START WORKING DATA
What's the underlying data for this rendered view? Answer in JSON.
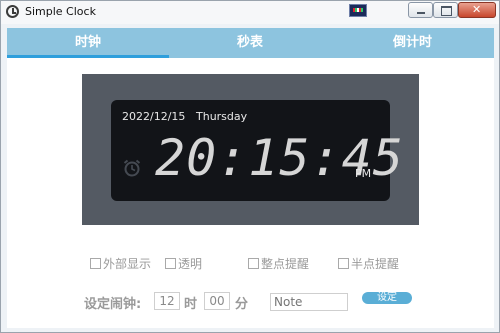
{
  "window": {
    "title": "Simple Clock"
  },
  "tabs": [
    {
      "label": "时钟",
      "active": true
    },
    {
      "label": "秒表",
      "active": false
    },
    {
      "label": "倒计时",
      "active": false
    }
  ],
  "clock": {
    "date": "2022/12/15",
    "weekday": "Thursday",
    "time": "20:15:45",
    "ampm": "PM"
  },
  "options": [
    {
      "label": "外部显示",
      "checked": false
    },
    {
      "label": "透明",
      "checked": false
    },
    {
      "label": "整点提醒",
      "checked": false
    },
    {
      "label": "半点提醒",
      "checked": false
    }
  ],
  "alarm": {
    "label": "设定闹钟:",
    "hour_value": "12",
    "hour_unit": "时",
    "minute_value": "00",
    "minute_unit": "分",
    "note_placeholder": "Note",
    "set_label": "设定"
  },
  "colors": {
    "tab_bar": "#8dc4df",
    "tab_active_underline": "#2e9fdc",
    "clock_panel": "#545a63",
    "clock_face": "#121418",
    "set_button": "#5aaed6"
  }
}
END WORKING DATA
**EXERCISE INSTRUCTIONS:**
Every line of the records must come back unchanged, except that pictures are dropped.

**THE COMPLETED TASK:**
What's the underlying data for this rendered view? Answer in JSON.
{
  "window": {
    "title": "Simple Clock"
  },
  "tabs": [
    {
      "label": "时钟",
      "active": true
    },
    {
      "label": "秒表",
      "active": false
    },
    {
      "label": "倒计时",
      "active": false
    }
  ],
  "clock": {
    "date": "2022/12/15",
    "weekday": "Thursday",
    "time": "20:15:45",
    "ampm": "PM"
  },
  "options": [
    {
      "label": "外部显示",
      "checked": false
    },
    {
      "label": "透明",
      "checked": false
    },
    {
      "label": "整点提醒",
      "checked": false
    },
    {
      "label": "半点提醒",
      "checked": false
    }
  ],
  "alarm": {
    "label": "设定闹钟:",
    "hour_value": "12",
    "hour_unit": "时",
    "minute_value": "00",
    "minute_unit": "分",
    "note_placeholder": "Note",
    "set_label": "设定"
  },
  "colors": {
    "tab_bar": "#8dc4df",
    "tab_active_underline": "#2e9fdc",
    "clock_panel": "#545a63",
    "clock_face": "#121418",
    "set_button": "#5aaed6"
  }
}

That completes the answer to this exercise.